Art. 784. The making of a will is a strictly personal act; it cannot be left in whole or in part of the discretion of a third person, or accomplished through the instrumentality of an agent or attorney. (670a)

Art. 785. The duration or efficacy of the designation of heirs, devisees or legatees, or the determination of the portions which they are to take, when referred to by name, cannot be left to the discretion of a third person. (670a)

Art. 786. The testator may entrust to a third person the distribution of specific property or sums of money that he may leave in general to specified classes or causes, and also the designation of the persons, institutions or establishments to which such property or sums are to be given or applied. (671a)

Art. 787. The testator may not make a testamentary disposition in such manner that another person has to determine whether or not it is to be operative. (n)

Art. 788. If a testamentary disposition admits of different interpretations, in case of doubt, that interpretation by which the disposition is to be operative shall be preferred. (n)

Art. 789. When there is an imperfect description, or when no person or property exactly answers the description, mistakes and omissions must be corrected, if the error appears from the context of the will or from extrinsic evidence, excluding the oral declarations of the testator as to his intention; and when an uncertainty arises upon the face of the will, as to the application of any of its provisions, the testator's intention is to be ascertained from the words of the will, taking into consideration the circumstances under which it was made, excluding such oral declarations. (n)
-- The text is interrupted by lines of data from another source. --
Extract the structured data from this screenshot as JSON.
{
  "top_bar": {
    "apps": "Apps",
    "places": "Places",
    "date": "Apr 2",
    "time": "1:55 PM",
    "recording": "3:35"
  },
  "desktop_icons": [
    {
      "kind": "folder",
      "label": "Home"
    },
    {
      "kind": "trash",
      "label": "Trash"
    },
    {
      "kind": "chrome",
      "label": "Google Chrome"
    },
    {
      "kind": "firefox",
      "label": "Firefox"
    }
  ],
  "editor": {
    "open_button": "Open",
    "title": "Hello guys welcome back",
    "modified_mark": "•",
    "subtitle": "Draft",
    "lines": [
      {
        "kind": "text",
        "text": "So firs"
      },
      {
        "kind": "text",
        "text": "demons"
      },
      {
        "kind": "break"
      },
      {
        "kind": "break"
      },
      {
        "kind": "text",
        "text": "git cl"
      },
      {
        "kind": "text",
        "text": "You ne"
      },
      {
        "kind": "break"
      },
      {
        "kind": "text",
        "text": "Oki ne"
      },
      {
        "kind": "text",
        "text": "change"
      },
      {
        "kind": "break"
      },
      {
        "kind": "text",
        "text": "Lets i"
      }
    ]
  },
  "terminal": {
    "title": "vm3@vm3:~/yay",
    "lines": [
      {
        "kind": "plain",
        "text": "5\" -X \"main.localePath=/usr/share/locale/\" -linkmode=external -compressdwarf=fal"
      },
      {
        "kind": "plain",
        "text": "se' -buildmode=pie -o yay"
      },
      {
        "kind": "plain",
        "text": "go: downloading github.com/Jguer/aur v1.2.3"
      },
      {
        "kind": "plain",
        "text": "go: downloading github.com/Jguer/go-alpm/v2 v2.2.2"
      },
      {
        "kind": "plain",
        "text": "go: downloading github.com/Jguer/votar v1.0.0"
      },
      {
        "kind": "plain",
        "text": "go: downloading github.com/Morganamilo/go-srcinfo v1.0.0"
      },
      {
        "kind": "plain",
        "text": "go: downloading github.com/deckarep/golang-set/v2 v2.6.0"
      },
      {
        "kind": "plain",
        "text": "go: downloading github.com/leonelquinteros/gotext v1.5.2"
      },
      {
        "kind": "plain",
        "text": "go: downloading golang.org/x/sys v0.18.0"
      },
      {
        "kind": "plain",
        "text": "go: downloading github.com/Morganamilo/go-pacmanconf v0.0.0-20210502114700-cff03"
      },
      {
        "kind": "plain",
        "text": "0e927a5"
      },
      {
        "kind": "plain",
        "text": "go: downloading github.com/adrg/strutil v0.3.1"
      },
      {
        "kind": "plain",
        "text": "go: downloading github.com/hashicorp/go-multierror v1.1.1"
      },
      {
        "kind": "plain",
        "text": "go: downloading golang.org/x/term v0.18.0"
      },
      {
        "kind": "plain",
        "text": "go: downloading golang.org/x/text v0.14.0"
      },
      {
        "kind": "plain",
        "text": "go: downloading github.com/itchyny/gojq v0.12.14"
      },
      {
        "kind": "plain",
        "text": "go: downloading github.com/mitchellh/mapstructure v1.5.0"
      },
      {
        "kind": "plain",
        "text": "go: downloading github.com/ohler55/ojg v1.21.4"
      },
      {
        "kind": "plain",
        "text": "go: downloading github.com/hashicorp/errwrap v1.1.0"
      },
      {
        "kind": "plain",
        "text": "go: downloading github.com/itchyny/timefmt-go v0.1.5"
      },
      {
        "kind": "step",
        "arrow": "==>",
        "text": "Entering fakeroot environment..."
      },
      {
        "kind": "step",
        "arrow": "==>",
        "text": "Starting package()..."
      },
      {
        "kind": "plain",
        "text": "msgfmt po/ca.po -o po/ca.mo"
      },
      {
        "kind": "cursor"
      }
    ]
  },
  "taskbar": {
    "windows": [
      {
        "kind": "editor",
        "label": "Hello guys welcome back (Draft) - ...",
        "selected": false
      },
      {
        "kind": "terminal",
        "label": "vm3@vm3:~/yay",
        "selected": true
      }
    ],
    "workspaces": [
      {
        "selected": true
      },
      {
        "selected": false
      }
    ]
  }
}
Art. 790. The words of a will are to be taken in their ordinary and grammatical sense, unless a clear intention to use them in another sense can be gathered, and that other can be ascertained.

Technical words in a will are to be taken in their technical sense, unless the context clearly indicates a contrary intention, or unless it satisfactorily appears that he was unacquainted with such technical sense. (675a)
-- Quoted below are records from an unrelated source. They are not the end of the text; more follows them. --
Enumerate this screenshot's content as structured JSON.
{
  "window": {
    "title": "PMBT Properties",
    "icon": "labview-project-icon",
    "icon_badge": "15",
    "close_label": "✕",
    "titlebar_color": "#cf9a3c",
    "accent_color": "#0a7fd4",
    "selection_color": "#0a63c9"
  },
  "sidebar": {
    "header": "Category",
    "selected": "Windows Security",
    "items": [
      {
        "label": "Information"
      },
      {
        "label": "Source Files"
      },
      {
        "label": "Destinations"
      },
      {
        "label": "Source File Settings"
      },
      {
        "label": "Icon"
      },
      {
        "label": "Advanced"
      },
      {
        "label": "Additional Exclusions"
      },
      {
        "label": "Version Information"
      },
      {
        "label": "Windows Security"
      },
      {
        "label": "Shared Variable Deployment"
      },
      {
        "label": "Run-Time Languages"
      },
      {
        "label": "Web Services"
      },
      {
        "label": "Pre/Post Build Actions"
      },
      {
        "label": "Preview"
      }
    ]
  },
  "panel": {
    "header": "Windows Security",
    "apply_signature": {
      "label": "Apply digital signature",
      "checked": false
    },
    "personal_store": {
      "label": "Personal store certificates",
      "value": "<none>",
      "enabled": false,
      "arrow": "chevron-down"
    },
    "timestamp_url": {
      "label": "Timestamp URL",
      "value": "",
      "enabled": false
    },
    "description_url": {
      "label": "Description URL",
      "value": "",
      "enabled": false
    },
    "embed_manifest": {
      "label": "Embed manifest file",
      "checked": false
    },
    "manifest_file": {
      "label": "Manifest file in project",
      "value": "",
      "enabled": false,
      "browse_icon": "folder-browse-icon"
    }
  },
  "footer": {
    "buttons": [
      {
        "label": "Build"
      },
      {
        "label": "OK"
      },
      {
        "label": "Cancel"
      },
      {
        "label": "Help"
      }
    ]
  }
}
Art. 791. The words of a will are to receive an interpretation which will give to every expression some effect, rather than one which will render any of the expressions inoperative; and of two modes of interpreting a will, that is to be preferred which will prevent intestacy. (n)

Art. 792. The invalidity of one of several dispositions contained in a will does not result in the invalidity of the other dispositions, unless it is to be presumed that the testator would not have made such other dispositions if the first invalid disposition had not been made. (n)

Art. 793. Property acquired after the making of a will shall only pass thereby, as if the testator had possessed it at the time of making the will, should it expressly appear by the will that such was his intention. (n)

Art. 794. Every devise or legacy shall cover all the interest which the testator could device or bequeath in the property disposed of, unless it clearly appears from the will that he intended to convey a less interest. (n)

Art. 795. The validity of a will as to its form depends upon the observance of the law in force at the time it is made. (n)